Almost four years ago Maryanne and I had the opportunity to visit Hong Kong and get more of an insider’s view than typical tourists. I had an opportunity to candidate for an international church, and the elders packed our itinerary. For several days we looked at city sites, schools for our daughters, apartment complexes, and we briefly visited Kowloon, Hong Kong Island, and New Territories. We went to Michelin star restaurants on the harbor as well as mom and pop dives. Somewhat reflective of the economic diversity of that church’s elders, one member, a HK resident whose family owned several factories throughout China, was likely a billionaire. Another member was a gracious missionary from Australia who lived in the most meager of flats. While we chose not to accept the call to Hong Kong for personal reasons, the city left some lasting impressions.
I’d liken Hong Kong to a Pacific Northwest City like Seattle or Vancouver. It wraps around a harbor, so the sea plays a big part in its identity and history. But it’s not a “concrete jungle” like New York City; it has a backdrop of lush forested hills that can be seen as you look towards the mainland. Like the Pacific Northwest, HK is very trendy, progressive, and attractive to young upwardly mobile professionals. As indicated in our reading “Hong Kong Culture: Word and Image,” [i] cultural activities such as cinema and the performing arts are thriving. It has everything you’d expect in a global city, especially commerce. Whether imports or exports, HK is one of the busiest ports in Asia. And with the movement of the world’s finances through its banking institutions, Hong Kong is also a place of mind-boggling wealth.
As an outsider I’m keenly aware that I don’t understand Chinese culture or politics and can only offer an outsider’s glance. Eighteen years since HK’s return to Chinese sovereignty, it still presents itself as a city with an identity crisis. Is it a “Gateway to China” or is it “Asia’s World City”? [ii] Is it pro-democracy or pro-Beijing? Will its citizens eventually gain the freedom to vote on their chief executive? And how meaningful is that vote if all the candidates are vetted by a pro-Beijing committee? Is it democracy? Personally, both sides impress me: Beijing allows HK freedoms the mainland (as a Special Administrative Region) doesn’t enjoy including greater freedom of speech, freedom of religion, and freedom to protest. The courage of the recent protestors in the “umbrella revolution” was inspiring but did not lead to the freedom they sought. Hong Kong is truly a great city that seems to always be striving for clarity.
That brings me back to Hong Kong’s competing city slogans: “a gateway to China” or “Asia’s world City”. Does Beijing want to be more like Hong Kong or does it want Hong Kong to be me more like Beijing?
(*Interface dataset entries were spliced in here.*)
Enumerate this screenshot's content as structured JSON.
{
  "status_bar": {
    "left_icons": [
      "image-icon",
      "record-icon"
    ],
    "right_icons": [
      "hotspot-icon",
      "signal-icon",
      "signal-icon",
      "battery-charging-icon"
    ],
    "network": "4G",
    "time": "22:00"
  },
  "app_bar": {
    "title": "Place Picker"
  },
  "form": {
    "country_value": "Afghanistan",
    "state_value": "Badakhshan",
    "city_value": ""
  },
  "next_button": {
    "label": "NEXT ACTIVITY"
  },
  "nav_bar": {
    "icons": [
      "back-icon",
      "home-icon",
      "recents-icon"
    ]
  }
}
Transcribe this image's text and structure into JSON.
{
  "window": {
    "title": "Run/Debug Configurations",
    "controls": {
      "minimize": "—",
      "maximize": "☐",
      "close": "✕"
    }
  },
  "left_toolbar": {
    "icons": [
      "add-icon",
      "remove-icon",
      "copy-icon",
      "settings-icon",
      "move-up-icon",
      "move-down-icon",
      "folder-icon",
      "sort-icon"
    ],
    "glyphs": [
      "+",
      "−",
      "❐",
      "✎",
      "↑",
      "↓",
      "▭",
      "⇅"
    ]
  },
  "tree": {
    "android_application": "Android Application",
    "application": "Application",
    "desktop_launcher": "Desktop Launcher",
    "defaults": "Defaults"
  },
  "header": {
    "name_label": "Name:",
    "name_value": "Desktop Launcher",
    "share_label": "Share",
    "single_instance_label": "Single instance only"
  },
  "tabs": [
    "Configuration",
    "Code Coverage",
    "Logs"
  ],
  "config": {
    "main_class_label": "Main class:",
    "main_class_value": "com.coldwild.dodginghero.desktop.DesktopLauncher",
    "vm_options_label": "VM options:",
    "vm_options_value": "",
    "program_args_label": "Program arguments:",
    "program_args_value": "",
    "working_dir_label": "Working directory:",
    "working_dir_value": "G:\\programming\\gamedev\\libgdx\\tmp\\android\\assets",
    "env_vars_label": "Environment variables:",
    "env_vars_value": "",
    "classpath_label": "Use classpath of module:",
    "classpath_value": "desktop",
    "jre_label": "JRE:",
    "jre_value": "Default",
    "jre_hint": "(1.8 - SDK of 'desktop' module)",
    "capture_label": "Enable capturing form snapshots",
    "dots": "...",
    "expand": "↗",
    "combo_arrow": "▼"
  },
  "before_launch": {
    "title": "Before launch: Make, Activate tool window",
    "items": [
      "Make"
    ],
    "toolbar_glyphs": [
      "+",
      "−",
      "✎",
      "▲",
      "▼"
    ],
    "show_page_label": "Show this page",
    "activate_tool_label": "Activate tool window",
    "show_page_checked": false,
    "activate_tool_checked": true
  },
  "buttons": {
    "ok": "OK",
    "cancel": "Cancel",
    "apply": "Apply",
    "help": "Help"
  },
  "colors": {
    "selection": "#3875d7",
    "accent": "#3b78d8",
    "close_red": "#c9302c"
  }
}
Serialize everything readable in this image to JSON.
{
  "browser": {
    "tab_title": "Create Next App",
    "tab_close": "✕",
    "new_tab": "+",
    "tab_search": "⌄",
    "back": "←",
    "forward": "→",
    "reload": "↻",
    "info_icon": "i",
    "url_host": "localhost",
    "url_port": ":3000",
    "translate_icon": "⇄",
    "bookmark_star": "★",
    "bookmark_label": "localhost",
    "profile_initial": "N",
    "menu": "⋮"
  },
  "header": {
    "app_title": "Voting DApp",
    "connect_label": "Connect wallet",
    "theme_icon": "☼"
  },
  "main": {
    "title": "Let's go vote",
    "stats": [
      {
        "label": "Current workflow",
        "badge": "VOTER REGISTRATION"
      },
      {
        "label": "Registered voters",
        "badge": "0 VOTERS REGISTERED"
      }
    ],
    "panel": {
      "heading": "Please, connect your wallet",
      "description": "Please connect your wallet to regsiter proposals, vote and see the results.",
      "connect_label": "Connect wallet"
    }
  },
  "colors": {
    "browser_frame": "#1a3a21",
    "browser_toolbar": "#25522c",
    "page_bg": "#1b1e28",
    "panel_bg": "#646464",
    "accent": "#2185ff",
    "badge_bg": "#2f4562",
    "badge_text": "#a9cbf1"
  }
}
Does Beijing perceive HK as inviting a warmer initial impression of China to the western world? And if so, wouldn’t that be considered a “bait and switch” from a western perspective or perhaps demeaning from a pro-Beijing perspective? I’d personally lean towards “Asia’s World City,” as it honors the great accomplishments of Hong Kong and acknowledges that it stands on its own instead of being compared to other mainland cities.
A final reflection: Hong Kong has a very permissive attitude toward Christianity. Christianity is deeply established there; many school buildings host a church on weekends. The educational system is deeply enmeshed with Christian schools: primary, secondary, and post-secondary. Christian institutions provide several hospitals and social services as well. Frankly, HK’s attitude and posture toward Christian religion seems much more European than Chinese, an unsurprising remnant of its colonial past. HK doesn’t have the same restrictions or oversight on religion, as does the mainland. This too can advance HK as “Asia’s World City”.
On a more personal note, it might sound like I regret not accepting the call to pastor one of Hong Kong’s diverse and vibrant churches. And while I would have loved to live in that city, it’s the mainland with its restrictions, pressures, and limited freedoms that offer an even greater environment for the expediential and apostolic growth of Christ’s kingdom. But that’s probably an assertion that will have wait for my dissertation.
[i] Kam Louie, ed., Hong Kong Culture: Word and Image (Hong Kong: Hong Kong University Press, 2010).
[ii] Ibid, 18-20.